Dr. Charles W. Ellinger

June 8, 1934 - December 19, 2020

charles_ellinger150x200_jpgIt is a privilege to give the eulogy to this group for Dr. Charlie Ellinger or as his wife would call him, just Chuck. Charlie was a good teacher, a good clinician and most of all one of my very good friends. We first met while standing in line signing up for billeting at Ft. Sam Houston, Texas in 1960 during the Berlin Crisis. After some discussion, we decided to be roommates and our friendship just grew from there. However, our relationship did have its early moments, when out at Camp Bullis, I found out during our first evening, that Charlie was allergic to down filling in the sleeping bags, so I spent 5 nights in a tent with him coughing and hacking, while neither of us got a wink of sleep; but we survived the week still speaking to one another.

We parted after basic training, each going to our various assignments, but were reunited again after about 6 years when I was invited to teach at the University of Kentucky Dental School. I do not think the invite came by accident as Charlie was already on the faculty at the time. Our families became close friends, along with Dr. Jim Terry and is family who were already there. After a couple of years, the three of us separated, but we remained in touch and it was always a pleasure for us to get together, particularly at our Academy meetings. It gave us a chance to reminisce, hoot and holler a bit, and still get educated.

One of the high points for Charlie and Jan, along with the other members of his committee, was to host our Academy’s 1992 annual meeting in Lexington. He loved the city and dental school and he enjoyed talking about both whenever he could. The committee did a great job, and he mentioned many times how honored he was to have had our group there.

There are so many stories I could tell of our relationship, but for the sake of time, I would like to conclude by sharing with the academy who Chuck Ellinger really was. About 1.5 years ago I received a card in the mail from him with a letter enclosed. You must understand he and I rarely communicated in writing, usually by telephone. It was at a time when he was realizing that the Parkinson’s disease was taking its toll. He was having great difficulty in writing and speaking. The card was written by his caregiver with no explanation about the accompanying letter, but for some reason he wanted me to see it. After reading it and wiping away some tears, I know why he was proud of it and I was proud for him.

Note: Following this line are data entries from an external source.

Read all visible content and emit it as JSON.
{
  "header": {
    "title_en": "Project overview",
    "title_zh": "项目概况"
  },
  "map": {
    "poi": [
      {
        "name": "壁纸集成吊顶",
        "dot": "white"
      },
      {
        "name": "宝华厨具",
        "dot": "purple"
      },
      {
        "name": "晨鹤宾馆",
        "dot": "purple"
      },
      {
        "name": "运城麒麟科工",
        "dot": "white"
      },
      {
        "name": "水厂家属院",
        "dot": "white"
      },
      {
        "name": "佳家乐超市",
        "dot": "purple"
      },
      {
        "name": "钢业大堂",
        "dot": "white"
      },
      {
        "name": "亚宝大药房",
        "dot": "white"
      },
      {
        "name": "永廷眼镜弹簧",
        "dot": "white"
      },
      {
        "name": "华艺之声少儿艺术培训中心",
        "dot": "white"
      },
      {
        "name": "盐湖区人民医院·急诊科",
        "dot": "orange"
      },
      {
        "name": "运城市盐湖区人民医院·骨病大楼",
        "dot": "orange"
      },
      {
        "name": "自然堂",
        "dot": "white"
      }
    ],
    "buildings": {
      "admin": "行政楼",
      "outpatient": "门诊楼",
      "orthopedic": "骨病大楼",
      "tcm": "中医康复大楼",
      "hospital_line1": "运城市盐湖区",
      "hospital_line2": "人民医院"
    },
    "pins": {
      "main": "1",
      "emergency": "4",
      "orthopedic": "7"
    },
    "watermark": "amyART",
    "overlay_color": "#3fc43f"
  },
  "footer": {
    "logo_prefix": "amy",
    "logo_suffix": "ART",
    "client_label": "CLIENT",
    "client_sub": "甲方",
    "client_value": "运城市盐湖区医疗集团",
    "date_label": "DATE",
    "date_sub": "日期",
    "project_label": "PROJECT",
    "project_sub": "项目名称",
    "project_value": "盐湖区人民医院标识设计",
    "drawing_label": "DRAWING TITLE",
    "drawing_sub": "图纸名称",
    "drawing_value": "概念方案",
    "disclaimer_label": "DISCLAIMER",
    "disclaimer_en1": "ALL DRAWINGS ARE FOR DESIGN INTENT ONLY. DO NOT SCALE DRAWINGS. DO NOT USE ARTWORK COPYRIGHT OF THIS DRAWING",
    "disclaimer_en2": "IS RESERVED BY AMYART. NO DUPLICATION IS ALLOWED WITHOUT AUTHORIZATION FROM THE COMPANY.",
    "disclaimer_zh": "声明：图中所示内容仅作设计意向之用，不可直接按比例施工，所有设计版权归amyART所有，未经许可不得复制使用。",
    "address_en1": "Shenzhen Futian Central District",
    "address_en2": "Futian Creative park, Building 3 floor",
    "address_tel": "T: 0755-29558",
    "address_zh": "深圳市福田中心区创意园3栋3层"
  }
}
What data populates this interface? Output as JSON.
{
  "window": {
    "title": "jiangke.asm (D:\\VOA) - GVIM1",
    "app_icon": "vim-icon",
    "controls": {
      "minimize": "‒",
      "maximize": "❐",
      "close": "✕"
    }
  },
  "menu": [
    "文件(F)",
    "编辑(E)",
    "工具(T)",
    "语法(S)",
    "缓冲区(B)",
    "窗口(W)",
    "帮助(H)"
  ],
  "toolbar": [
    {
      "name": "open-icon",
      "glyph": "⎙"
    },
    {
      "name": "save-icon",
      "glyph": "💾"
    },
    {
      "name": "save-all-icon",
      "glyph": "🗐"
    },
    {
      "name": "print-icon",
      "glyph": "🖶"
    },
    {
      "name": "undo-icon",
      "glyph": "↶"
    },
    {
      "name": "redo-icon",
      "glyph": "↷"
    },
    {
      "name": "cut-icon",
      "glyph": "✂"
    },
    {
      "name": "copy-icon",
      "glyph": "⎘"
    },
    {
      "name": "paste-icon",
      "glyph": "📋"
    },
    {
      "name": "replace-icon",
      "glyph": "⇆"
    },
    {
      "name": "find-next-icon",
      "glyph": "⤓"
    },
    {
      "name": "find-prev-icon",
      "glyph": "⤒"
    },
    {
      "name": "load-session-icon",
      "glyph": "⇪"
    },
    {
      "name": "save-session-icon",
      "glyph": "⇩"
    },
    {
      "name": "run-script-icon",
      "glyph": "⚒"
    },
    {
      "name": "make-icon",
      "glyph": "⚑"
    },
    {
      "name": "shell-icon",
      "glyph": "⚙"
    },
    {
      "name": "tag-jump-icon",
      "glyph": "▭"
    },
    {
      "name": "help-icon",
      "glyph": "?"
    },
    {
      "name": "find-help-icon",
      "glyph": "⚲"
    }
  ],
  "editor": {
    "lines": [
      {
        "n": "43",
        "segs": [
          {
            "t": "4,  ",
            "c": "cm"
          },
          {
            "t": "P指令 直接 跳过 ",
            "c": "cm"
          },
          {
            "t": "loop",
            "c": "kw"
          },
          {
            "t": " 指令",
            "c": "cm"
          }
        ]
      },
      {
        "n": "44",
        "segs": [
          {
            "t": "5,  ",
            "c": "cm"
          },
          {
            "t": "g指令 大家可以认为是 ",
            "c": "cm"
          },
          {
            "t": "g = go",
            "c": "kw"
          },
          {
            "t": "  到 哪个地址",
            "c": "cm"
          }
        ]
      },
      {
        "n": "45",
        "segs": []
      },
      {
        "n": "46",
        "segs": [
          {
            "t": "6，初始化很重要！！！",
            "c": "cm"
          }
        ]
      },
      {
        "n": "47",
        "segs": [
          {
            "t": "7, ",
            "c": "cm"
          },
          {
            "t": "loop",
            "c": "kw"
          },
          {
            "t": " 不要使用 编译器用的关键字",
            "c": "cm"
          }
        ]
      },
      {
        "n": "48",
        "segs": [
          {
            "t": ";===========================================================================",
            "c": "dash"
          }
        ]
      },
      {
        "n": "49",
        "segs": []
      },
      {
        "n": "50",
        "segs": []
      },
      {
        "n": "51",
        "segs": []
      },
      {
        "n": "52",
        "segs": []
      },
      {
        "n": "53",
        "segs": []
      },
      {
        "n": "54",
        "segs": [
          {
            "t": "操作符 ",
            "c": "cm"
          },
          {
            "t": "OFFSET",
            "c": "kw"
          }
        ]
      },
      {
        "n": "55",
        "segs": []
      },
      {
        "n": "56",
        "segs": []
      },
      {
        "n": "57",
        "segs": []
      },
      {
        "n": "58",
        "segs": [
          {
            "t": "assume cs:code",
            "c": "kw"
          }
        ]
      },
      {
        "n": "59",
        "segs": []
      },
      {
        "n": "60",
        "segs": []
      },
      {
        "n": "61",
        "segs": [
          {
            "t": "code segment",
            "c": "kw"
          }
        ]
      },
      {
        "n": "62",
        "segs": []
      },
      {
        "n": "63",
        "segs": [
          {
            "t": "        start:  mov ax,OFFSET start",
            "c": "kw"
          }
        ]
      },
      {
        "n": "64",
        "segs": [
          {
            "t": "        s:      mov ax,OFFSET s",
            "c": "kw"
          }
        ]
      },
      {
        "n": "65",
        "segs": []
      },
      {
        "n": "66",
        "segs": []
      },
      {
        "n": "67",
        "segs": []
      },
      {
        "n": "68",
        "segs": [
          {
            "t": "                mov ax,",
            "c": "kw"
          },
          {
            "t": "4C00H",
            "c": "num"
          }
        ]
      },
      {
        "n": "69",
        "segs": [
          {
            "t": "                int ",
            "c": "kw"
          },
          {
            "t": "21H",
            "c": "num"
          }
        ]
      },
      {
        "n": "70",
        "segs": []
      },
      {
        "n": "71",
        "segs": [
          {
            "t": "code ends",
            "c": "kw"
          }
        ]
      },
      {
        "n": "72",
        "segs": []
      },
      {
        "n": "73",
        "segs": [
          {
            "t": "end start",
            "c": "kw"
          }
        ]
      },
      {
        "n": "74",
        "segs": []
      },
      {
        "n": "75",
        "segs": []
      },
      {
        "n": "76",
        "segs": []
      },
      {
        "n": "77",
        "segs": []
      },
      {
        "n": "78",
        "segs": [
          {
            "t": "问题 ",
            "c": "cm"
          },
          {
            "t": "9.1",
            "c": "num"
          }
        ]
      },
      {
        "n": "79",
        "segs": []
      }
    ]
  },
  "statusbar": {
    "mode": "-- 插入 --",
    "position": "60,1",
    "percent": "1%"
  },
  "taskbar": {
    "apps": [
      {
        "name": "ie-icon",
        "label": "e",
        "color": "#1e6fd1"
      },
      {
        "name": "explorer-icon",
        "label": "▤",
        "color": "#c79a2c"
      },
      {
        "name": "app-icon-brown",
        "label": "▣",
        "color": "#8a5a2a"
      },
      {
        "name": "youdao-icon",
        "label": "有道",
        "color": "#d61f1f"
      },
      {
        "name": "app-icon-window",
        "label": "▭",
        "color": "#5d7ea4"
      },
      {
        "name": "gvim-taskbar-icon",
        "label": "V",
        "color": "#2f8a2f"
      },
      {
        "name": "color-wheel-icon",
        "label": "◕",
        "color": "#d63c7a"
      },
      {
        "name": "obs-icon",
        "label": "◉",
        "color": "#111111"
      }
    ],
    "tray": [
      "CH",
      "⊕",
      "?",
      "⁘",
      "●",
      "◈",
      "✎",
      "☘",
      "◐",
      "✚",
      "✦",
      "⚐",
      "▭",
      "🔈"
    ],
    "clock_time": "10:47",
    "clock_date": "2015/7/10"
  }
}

It was a beautiful letter of thanks sent through his daughter and son-in-law and written to him by a former undergraduate student at Kentucky, who along with another student, was caught cheating. They were being kicked out of the school because one had taken a math exam for the other and they needed help at the time from Charlie who was the Ombudsman for the University amongst his regular duties at the Dental School. I would like to share excerpts from this letter with the Academy not using names as some may know the parties involved.

Dear Dr. Ellinger, I want to thank you for having such a palpable and lasting impact on my life. Because of your leadership and balance in handling this delicate issue, you were able to negotiate on behalf of us to receive F’s in our Calculus II classes while getting the “true Privilege” to stay enrolled in the University of Kentucky. Dr. Ellinger, I am so sorry it has taken me 35 years, the death of one fraternity brother, and a powerful reconnection with my friend to write this letter to you. So, I would like to simply say, “Thank you from the bottom of my heart.” You changed my life and I have never forgotten what you did, how you did it, and how powerful it is to give people a second chance. You not only changed the trajectory of my life, quite literally, but you gave me such a powerful life lesson in the process. A life lesson that I carry with me always, that I have tried to impart in my three children, and that I have been working to pay forward over and over again. I have learned that true compassion and care matters the most, at times when it is the hardest to provide. You showed true compassion and care in agreeing to talk with us and in your unfailing support for us in a very difficult time. You showed true leadership in taking on this issue and identifying change that the faculty needed to do in order to follow university policy. And you showed real courage and conviction in your role by putting your own reputation on the line for two boys who had broken the cardinal rule of any university. I want you to know that your compassion, leadership, and conviction has had such a powerful and lasting impact on both our lives, and I think about you and what you did often. Dr. Ellinger, I graduated from the University of Kentucky because of you. I will close by saying thank you and hope that you are able to receive this letter and to know that your impact on me was immeasurable. Thank you for what you did, how you did it and what it taught us. I can’t think of a more powerful gift to bestow on a college freshman than the one you gave to us that has had such a powerful lifelong impact.  Sincerely, Former Student

In my personal closing to this eulogy, I would like to say the Academy has lost a distinguished member and I have lost a best friend.

Dr. Arthur O. Rahn
AP Life Fellow